Wenger, graceless, then railed about the decision-making and time-keeping of Andre Marriner, who actually had a good game, getting the big calls right.
He added on eight minutes for Carragher's injury and then more for Liverpool time-wasting. Wenger's point about over-time was irrelevant anyway; teams must keep going until the final whistle. Arsenal didn't.
Too much plumage admiring.
For a manager who famously never sees anything, Wenger is in danger of also becoming the man who never hears anything. Calls for a robust centre-half have come from all quarters. Is there anybody close to Wenger brave enough to offer advice? Or that he would listen to?
The feeling around the Emirates is that Wenger would ignore any wise counsel anyway. His team, his way.
Arsenal fans deserved better. They keep turning up, enjoying the lovely football, but with the growing understanding that they will be let down. Yet even so, as the second half progressed with little urgency, the home fans could have done more. The life in their Premier League season was draining away, going the way of the Carling Cup, the Champions League and the FA Cup.
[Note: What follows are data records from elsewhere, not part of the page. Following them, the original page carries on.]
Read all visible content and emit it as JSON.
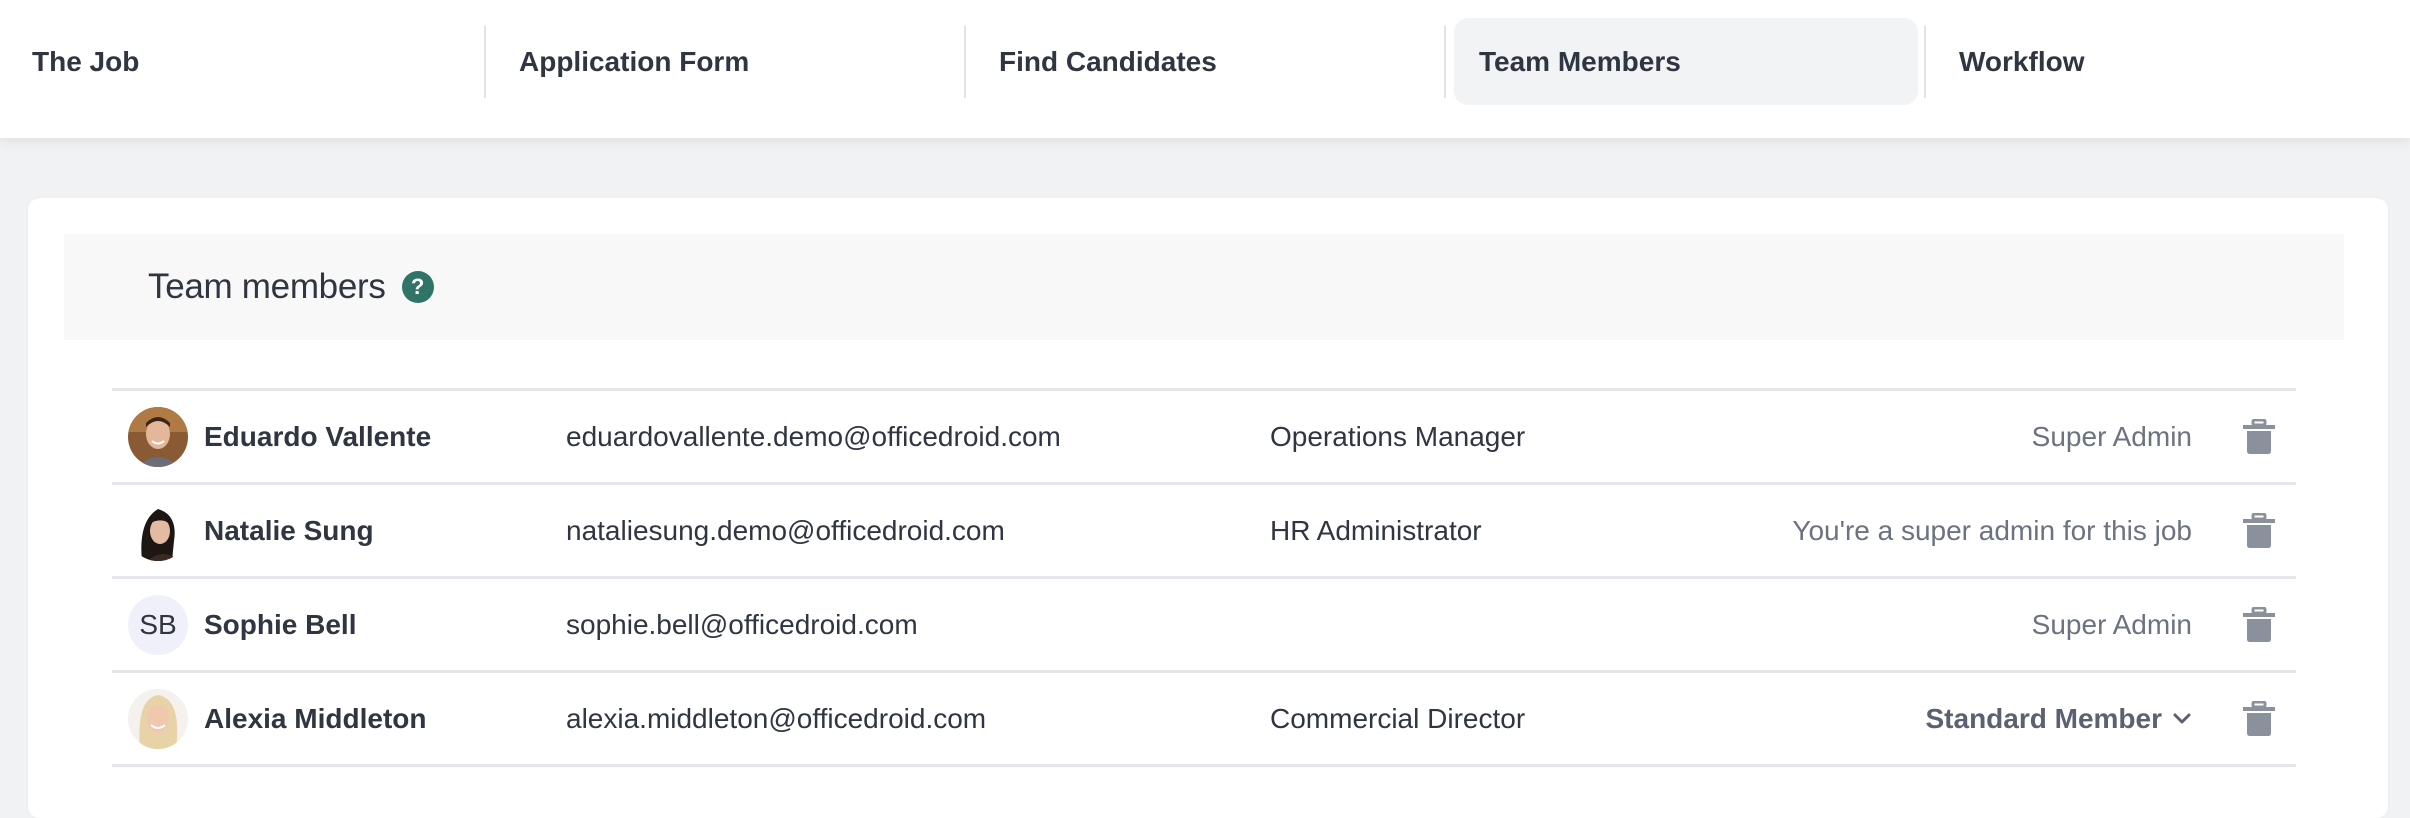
{
  "tabs": [
    {
      "label": "The Job",
      "active": false
    },
    {
      "label": "Application Form",
      "active": false
    },
    {
      "label": "Find Candidates",
      "active": false
    },
    {
      "label": "Team Members",
      "active": true
    },
    {
      "label": "Workflow",
      "active": false
    }
  ],
  "section": {
    "title": "Team members",
    "help_icon_glyph": "?"
  },
  "colors": {
    "accent": "#2f7466",
    "text": "#2f3541",
    "muted": "#6b7280",
    "trash": "#8b919c"
  },
  "members": [
    {
      "name": "Eduardo Vallente",
      "email": "eduardovallente.demo@officedroid.com",
      "job_title": "Operations Manager",
      "role": "Super Admin",
      "avatar": "photo",
      "initials": ""
    },
    {
      "name": "Natalie Sung",
      "email": "nataliesung.demo@officedroid.com",
      "job_title": "HR Administrator",
      "role": "You're a super admin for this job",
      "avatar": "photo",
      "initials": ""
    },
    {
      "name": "Sophie Bell",
      "email": "sophie.bell@officedroid.com",
      "job_title": "",
      "role": "Super Admin",
      "avatar": "initials",
      "initials": "SB"
    },
    {
      "name": "Alexia Middleton",
      "email": "alexia.middleton@officedroid.com",
      "job_title": "Commercial Director",
      "role": "Standard Member",
      "role_is_dropdown": true,
      "avatar": "photo",
      "initials": ""
    }
  ]
}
This was it, the last hope, yet Arsenal fans were surprisingly mute. The meek may inherit the earth, but they tend not to win the Premier League. Old Trafford would have been in ferment, screaming "attack, attack, attack."
Arsenal need a clear-out in the summer, the selling of the likes of Manuel Almunia, Tomas Rosicky, Denilson and Nicklas Bendtner, yet they were not the problem yesterday. They never even started.
Arsenal had a talented enough team out, the 'A' listers like Van Persie, Fabregas, Samir Nasri and Wilshere, but they seemed tired, mentally and physically. The Carling Cup is the defeat that keeps repeating.
Arsenal require a tweak to their mindset and judicious strengthening in the transfer market. At least Wojciech Szczesny confirmed his quality. Down the other end, Arsenal had their chances. Abou Diaby flicked a header wide, Fabregas' shot was blocked by Flanagan before Laurent Koscielny beat Pepe Reina to Van Persie's corner but hit the bar.
When Robinson arrived, Theo Walcott sensed an opportunity and started running at the ingenu. But Robinson stood firm, seeing off Walcott, then Bendtner and eventually Andrei Arshavin.
Liverpool were defending zealously, occasionally resorting to excessive means such as when Flanagan went through the back of Nasri. Even when Carragher was carried away, earning sympathetic applause from the Arsenal fans, Liverpool continued to defend stoically. And then came the penalties.
Heaven knows what the watching Stan Kroenke made of Arsenal's faltering. The watching Ferguson will have loved it. (© Daily Telegraph, London)